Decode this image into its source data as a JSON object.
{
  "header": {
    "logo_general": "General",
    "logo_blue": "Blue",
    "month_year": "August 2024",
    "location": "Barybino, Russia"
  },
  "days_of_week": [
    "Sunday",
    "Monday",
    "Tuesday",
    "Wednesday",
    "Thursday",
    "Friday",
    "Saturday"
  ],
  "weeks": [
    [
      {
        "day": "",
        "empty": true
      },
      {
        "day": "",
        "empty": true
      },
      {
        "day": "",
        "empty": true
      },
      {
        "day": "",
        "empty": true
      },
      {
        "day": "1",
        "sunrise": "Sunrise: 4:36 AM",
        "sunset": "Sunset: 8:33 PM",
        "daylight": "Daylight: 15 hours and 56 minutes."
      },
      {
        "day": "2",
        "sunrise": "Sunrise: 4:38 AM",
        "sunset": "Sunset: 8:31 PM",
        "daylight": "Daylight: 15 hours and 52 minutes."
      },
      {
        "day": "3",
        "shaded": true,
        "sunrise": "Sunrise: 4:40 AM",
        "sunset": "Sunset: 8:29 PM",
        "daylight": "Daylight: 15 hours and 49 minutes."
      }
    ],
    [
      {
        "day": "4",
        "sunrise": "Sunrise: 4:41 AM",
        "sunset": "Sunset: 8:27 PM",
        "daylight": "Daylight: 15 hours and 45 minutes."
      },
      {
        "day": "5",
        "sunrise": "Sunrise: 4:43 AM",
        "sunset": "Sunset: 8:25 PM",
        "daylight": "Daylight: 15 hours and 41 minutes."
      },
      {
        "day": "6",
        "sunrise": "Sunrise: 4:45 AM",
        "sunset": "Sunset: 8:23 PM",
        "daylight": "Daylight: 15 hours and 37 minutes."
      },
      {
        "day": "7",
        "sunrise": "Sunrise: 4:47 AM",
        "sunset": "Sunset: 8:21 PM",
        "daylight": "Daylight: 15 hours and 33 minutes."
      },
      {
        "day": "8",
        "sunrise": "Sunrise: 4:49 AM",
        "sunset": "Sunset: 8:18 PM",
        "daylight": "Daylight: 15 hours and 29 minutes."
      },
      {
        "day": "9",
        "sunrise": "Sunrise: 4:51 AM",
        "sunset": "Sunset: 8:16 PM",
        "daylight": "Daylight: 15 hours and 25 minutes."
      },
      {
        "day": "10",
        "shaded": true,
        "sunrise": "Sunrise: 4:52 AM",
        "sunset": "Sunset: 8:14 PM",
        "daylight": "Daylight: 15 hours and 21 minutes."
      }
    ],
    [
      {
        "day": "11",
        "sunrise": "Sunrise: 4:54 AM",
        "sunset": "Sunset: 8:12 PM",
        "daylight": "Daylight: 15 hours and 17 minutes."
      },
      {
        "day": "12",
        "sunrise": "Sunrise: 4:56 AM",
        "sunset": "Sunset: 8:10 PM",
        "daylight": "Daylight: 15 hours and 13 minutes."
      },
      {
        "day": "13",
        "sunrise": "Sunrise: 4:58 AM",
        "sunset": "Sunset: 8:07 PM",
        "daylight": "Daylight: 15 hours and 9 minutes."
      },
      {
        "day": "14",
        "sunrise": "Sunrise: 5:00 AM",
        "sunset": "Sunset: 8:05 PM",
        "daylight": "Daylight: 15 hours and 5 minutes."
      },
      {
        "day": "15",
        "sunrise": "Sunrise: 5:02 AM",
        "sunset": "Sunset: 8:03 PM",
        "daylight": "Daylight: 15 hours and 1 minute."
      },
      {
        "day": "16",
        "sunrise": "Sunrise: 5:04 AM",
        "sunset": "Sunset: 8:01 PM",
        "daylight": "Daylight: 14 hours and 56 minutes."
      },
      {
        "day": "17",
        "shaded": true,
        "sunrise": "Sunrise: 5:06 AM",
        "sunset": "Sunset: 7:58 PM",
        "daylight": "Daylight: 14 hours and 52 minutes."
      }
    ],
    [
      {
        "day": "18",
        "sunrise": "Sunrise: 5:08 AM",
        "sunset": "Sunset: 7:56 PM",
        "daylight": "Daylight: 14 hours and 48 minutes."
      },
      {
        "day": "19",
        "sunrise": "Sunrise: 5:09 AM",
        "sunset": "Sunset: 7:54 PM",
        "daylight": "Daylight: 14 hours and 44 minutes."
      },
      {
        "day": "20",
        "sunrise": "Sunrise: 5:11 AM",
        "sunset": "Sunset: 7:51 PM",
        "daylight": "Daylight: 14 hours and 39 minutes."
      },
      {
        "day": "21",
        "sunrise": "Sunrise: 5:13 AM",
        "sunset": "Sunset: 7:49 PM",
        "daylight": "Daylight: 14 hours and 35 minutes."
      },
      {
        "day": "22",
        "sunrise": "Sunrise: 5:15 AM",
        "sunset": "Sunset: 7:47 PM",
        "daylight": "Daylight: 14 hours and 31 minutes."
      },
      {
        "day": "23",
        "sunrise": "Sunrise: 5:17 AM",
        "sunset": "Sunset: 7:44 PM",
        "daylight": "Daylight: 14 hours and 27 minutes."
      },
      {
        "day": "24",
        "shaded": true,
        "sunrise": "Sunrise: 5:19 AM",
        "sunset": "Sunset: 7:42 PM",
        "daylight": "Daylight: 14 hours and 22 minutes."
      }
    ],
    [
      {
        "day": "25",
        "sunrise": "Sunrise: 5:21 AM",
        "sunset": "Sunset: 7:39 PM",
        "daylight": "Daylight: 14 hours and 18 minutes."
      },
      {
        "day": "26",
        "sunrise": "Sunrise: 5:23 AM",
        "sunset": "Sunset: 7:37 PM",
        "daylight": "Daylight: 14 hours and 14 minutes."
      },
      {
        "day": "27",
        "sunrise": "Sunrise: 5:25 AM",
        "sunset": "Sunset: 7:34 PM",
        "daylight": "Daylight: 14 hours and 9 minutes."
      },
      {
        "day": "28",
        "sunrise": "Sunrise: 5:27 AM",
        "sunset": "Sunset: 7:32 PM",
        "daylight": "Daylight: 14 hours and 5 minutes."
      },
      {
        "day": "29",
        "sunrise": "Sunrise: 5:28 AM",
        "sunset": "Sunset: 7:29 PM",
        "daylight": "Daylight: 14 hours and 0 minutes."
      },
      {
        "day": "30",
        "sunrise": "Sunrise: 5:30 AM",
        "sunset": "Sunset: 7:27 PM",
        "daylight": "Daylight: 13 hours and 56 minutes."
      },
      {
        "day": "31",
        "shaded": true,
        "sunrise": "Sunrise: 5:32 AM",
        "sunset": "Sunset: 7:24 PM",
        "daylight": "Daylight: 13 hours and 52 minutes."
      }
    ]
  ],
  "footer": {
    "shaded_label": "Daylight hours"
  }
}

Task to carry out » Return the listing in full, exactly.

Result of this exercise »
Decode this image into its source data as a JSON object.
{
  "header": {
    "logo_general": "General",
    "logo_blue": "Blue",
    "month_year": "August 2024",
    "location": "Barybino, Russia"
  },
  "days_of_week": [
    "Sunday",
    "Monday",
    "Tuesday",
    "Wednesday",
    "Thursday",
    "Friday",
    "Saturday"
  ],
  "weeks": [
    [
      {
        "day": "",
        "empty": true
      },
      {
        "day": "",
        "empty": true
      },
      {
        "day": "",
        "empty": true
      },
      {
        "day": "",
        "empty": true
      },
      {
        "day": "1",
        "sunrise": "Sunrise: 4:36 AM",
        "sunset": "Sunset: 8:33 PM",
        "daylight": "Daylight: 15 hours and 56 minutes."
      },
      {
        "day": "2",
        "sunrise": "Sunrise: 4:38 AM",
        "sunset": "Sunset: 8:31 PM",
        "daylight": "Daylight: 15 hours and 52 minutes."
      },
      {
        "day": "3",
        "shaded": true,
        "sunrise": "Sunrise: 4:40 AM",
        "sunset": "Sunset: 8:29 PM",
        "daylight": "Daylight: 15 hours and 49 minutes."
      }
    ],
    [
      {
        "day": "4",
        "sunrise": "Sunrise: 4:41 AM",
        "sunset": "Sunset: 8:27 PM",
        "daylight": "Daylight: 15 hours and 45 minutes."
      },
      {
        "day": "5",
        "sunrise": "Sunrise: 4:43 AM",
        "sunset": "Sunset: 8:25 PM",
        "daylight": "Daylight: 15 hours and 41 minutes."
      },
      {
        "day": "6",
        "sunrise": "Sunrise: 4:45 AM",
        "sunset": "Sunset: 8:23 PM",
        "daylight": "Daylight: 15 hours and 37 minutes."
      },
      {
        "day": "7",
        "sunrise": "Sunrise: 4:47 AM",
        "sunset": "Sunset: 8:21 PM",
        "daylight": "Daylight: 15 hours and 33 minutes."
      },
      {
        "day": "8",
        "sunrise": "Sunrise: 4:49 AM",
        "sunset": "Sunset: 8:18 PM",
        "daylight": "Daylight: 15 hours and 29 minutes."
      },
      {
        "day": "9",
        "sunrise": "Sunrise: 4:51 AM",
        "sunset": "Sunset: 8:16 PM",
        "daylight": "Daylight: 15 hours and 25 minutes."
      },
      {
        "day": "10",
        "shaded": true,
        "sunrise": "Sunrise: 4:52 AM",
        "sunset": "Sunset: 8:14 PM",
        "daylight": "Daylight: 15 hours and 21 minutes."
      }
    ],
    [
      {
        "day": "11",
        "sunrise": "Sunrise: 4:54 AM",
        "sunset": "Sunset: 8:12 PM",
        "daylight": "Daylight: 15 hours and 17 minutes."
      },
      {
        "day": "12",
        "sunrise": "Sunrise: 4:56 AM",
        "sunset": "Sunset: 8:10 PM",
        "daylight": "Daylight: 15 hours and 13 minutes."
      },
      {
        "day": "13",
        "sunrise": "Sunrise: 4:58 AM",
        "sunset": "Sunset: 8:07 PM",
        "daylight": "Daylight: 15 hours and 9 minutes."
      },
      {
        "day": "14",
        "sunrise": "Sunrise: 5:00 AM",
        "sunset": "Sunset: 8:05 PM",
        "daylight": "Daylight: 15 hours and 5 minutes."
      },
      {
        "day": "15",
        "sunrise": "Sunrise: 5:02 AM",
        "sunset": "Sunset: 8:03 PM",
        "daylight": "Daylight: 15 hours and 1 minute."
      },
      {
        "day": "16",
        "sunrise": "Sunrise: 5:04 AM",
        "sunset": "Sunset: 8:01 PM",
        "daylight": "Daylight: 14 hours and 56 minutes."
      },
      {
        "day": "17",
        "shaded": true,
        "sunrise": "Sunrise: 5:06 AM",
        "sunset": "Sunset: 7:58 PM",
        "daylight": "Daylight: 14 hours and 52 minutes."
      }
    ],
    [
      {
        "day": "18",
        "sunrise": "Sunrise: 5:08 AM",
        "sunset": "Sunset: 7:56 PM",
        "daylight": "Daylight: 14 hours and 48 minutes."
      },
      {
        "day": "19",
        "sunrise": "Sunrise: 5:09 AM",
        "sunset": "Sunset: 7:54 PM",
        "daylight": "Daylight: 14 hours and 44 minutes."
      },
      {
        "day": "20",
        "sunrise": "Sunrise: 5:11 AM",
        "sunset": "Sunset: 7:51 PM",
        "daylight": "Daylight: 14 hours and 39 minutes."
      },
      {
        "day": "21",
        "sunrise": "Sunrise: 5:13 AM",
        "sunset": "Sunset: 7:49 PM",
        "daylight": "Daylight: 14 hours and 35 minutes."
      },
      {
        "day": "22",
        "sunrise": "Sunrise: 5:15 AM",
        "sunset": "Sunset: 7:47 PM",
        "daylight": "Daylight: 14 hours and 31 minutes."
      },
      {
        "day": "23",
        "sunrise": "Sunrise: 5:17 AM",
        "sunset": "Sunset: 7:44 PM",
        "daylight": "Daylight: 14 hours and 27 minutes."
      },
      {
        "day": "24",
        "shaded": true,
        "sunrise": "Sunrise: 5:19 AM",
        "sunset": "Sunset: 7:42 PM",
        "daylight": "Daylight: 14 hours and 22 minutes."
      }
    ],
    [
      {
        "day": "25",
        "sunrise": "Sunrise: 5:21 AM",
        "sunset": "Sunset: 7:39 PM",
        "daylight": "Daylight: 14 hours and 18 minutes."
      },
      {
        "day": "26",
        "sunrise": "Sunrise: 5:23 AM",
        "sunset": "Sunset: 7:37 PM",
        "daylight": "Daylight: 14 hours and 14 minutes."
      },
      {
        "day": "27",
        "sunrise": "Sunrise: 5:25 AM",
        "sunset": "Sunset: 7:34 PM",
        "daylight": "Daylight: 14 hours and 9 minutes."
      },
      {
        "day": "28",
        "sunrise": "Sunrise: 5:27 AM",
        "sunset": "Sunset: 7:32 PM",
        "daylight": "Daylight: 14 hours and 5 minutes."
      },
      {
        "day": "29",
        "sunrise": "Sunrise: 5:28 AM",
        "sunset": "Sunset: 7:29 PM",
        "daylight": "Daylight: 14 hours and 0 minutes."
      },
      {
        "day": "30",
        "sunrise": "Sunrise: 5:30 AM",
        "sunset": "Sunset: 7:27 PM",
        "daylight": "Daylight: 13 hours and 56 minutes."
      },
      {
        "day": "31",
        "shaded": true,
        "sunrise": "Sunrise: 5:32 AM",
        "sunset": "Sunset: 7:24 PM",
        "daylight": "Daylight: 13 hours and 52 minutes."
      }
    ]
  ],
  "footer": {
    "shaded_label": "Daylight hours"
  }
}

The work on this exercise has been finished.